Saturday, 5 December 2009
London in 2010
I was 11 in December 1989. We said hello to the 1990s in a farmhouse owned by family friends somewhere in the North. That New Year, the Observer devoted its colour supplement to speculation about what London might be like in 20 years - in 2010. I was mad for cityscapes, sci-fi and futurology, and I really liked the pictures and some of the ideas in this colour supplement, so I kept it. About seven years ago, when my parents moved house, I found the magazine while clearing out my old room - I refrained from throwing it out, thinking it would be interesting to see how it held up in 2010. And here we are. How did they do?
I've photographed all 15 pages of speculation and they're up on my Flickr site, with some close-ups of interesting bits. (NB: click on the photos on this blog post for a closer look.) The text should all be legible. About half of the speculation is architectural - there are also pages devoted to transport and fashion, but I have little to say about them here.
To kick off the section, there are some short columns by Peter Hall (now a Sir, founder member of Blair's Urban Task Force), the late Tony Banks MP, Peter Kellner and the author Jonathan Raban (who has since contributed to Icon). These opening pensees are a stark reminder that London was considered far more of a "problem" back then - a potentially ungovernable, insoluble perma-crisis. London still suffers from terrible problems, and a crippling lack of vision in its governing classes, but beyond the fringe right I think few now see it actually failing and going feral on us.
Hall points to the need for Crossrail and high-speed rail links to the Channel Tunnel and Heathrow - a network we're still piecing together now, thanks broadly to the dismal stasis of the Major years. Banks draws attention to London's lack of a single governing authority - it now seem amazing that such a governmental vacuum was allowed to persist for so long, from 1986 to 2000. Kellner proposes surrender in the face of London's problems and suggests moving jobs around the country with a view to reducing the city's population by 2 million. Raban provides a direct and pithy rebuttal to Kellner's pessimism: "The nastier that London gets, the darker its peculiar charms, so people (not planners, or sensible journalists with a topic to follow) will be seduced by it ... Just as we love the romantic melodrama of the street in Dickens, we secretly love the growing horror-show of the city we actually live in." Hear hear.
Two different visions of the city in 2010 follow, the first of which is by Nigel Coates and Brian Hatton. Obviously, they get a hell of a lot wrong (London is no longer the capital - and why are blimps so seductive to futurologists?), but in some ways the vision is eerily prescient, even if the details are wrong. They see the influence of Charles persisting and deepening with the result that postmodern and neo-gothic facadism runs riot - "bad buildngs have approved facades", which leaves one to wonder who decides buildings are bad and who does the approving; hopefully not St James's Palace, or the the Carolingian pile Coates imagines built in Liverpool.

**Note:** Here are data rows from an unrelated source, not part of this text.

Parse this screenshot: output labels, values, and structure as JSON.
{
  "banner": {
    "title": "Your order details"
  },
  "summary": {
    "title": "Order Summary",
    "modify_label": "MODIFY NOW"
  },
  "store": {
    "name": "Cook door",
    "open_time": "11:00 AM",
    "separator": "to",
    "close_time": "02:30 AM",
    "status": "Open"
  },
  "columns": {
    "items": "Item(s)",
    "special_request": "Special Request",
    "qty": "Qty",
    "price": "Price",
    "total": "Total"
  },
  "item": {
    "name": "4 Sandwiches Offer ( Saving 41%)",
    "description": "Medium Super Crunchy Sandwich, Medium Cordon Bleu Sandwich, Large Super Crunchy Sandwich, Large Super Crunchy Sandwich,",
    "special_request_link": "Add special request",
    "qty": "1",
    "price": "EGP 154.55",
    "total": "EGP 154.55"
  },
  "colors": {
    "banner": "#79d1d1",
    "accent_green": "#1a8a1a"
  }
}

Bankside power station has been converted into a museum, although here it's the "Thatcher Museum of Commerce" - one shudders to think, presumably it would be full of brick-like yuppiephones and British Gas share certificates. (Tell Sid I'll meet him in the gift shop.) Another post-industrial museum is Waterloo station, part of which has been converted into a "Museum of Suburban Life". The other defining feature of Coates' London is high-tech parasitism, with exposed services, ducts and blobs creeping across the exterior of the city's buildings. He predicts the yuppification of Trellick tower, although suggests that its facade might need "softening" with a few blobs to allow this to happen. Other towerblocks have been "allocated to young single homeless at near-zero rents, giving limited sanction to social deviance".
Other aspects of the vision are beguilingly whimsical. "Crystalline telecommunications spires spike a new skyline ... Sony World Bank polysteeple overshadows the NatWest Tower, now a block of flats." The most interesting aspect of Coates' vision is his suggestion that the urban debate has shifted from "hardware" to "software" - away from monumental new building and towards flexibility, adaptation and reuse (those parasitic services and pods, and I presume the first inklings of the optimistic Blairite "live-work unit"). But this clashes with his belief in the continuing relevance of Charles - Charles, after all, stands firmly on the side of stasis. One thing Coates and Hatton get spot on: "King's Cross still a building site".
The second vision, by Stephen Gardiner and Joan Scotson, is much more conservative and also more tedious. It mostly consists of the removal of things that they don't like: St Thomas' Hospital, the Shell building, the Elephant & Castle complex and "high-rise housing" in general. Mostly, these are replaced with open space. The city's inner main roads are mostly also "replaced", with car-based commuting almost entirely replaced with public transport. They are light on details as to what form that public transport is to take. But by and large the vision starts with the premise that the city's history since about 1939 was a mistake, and should be set right. You can imagine.
Anyway, do go and check out the pages - my photographs are sharp enough to read the text clearly, and it's interesting stuff. Bring on 2030.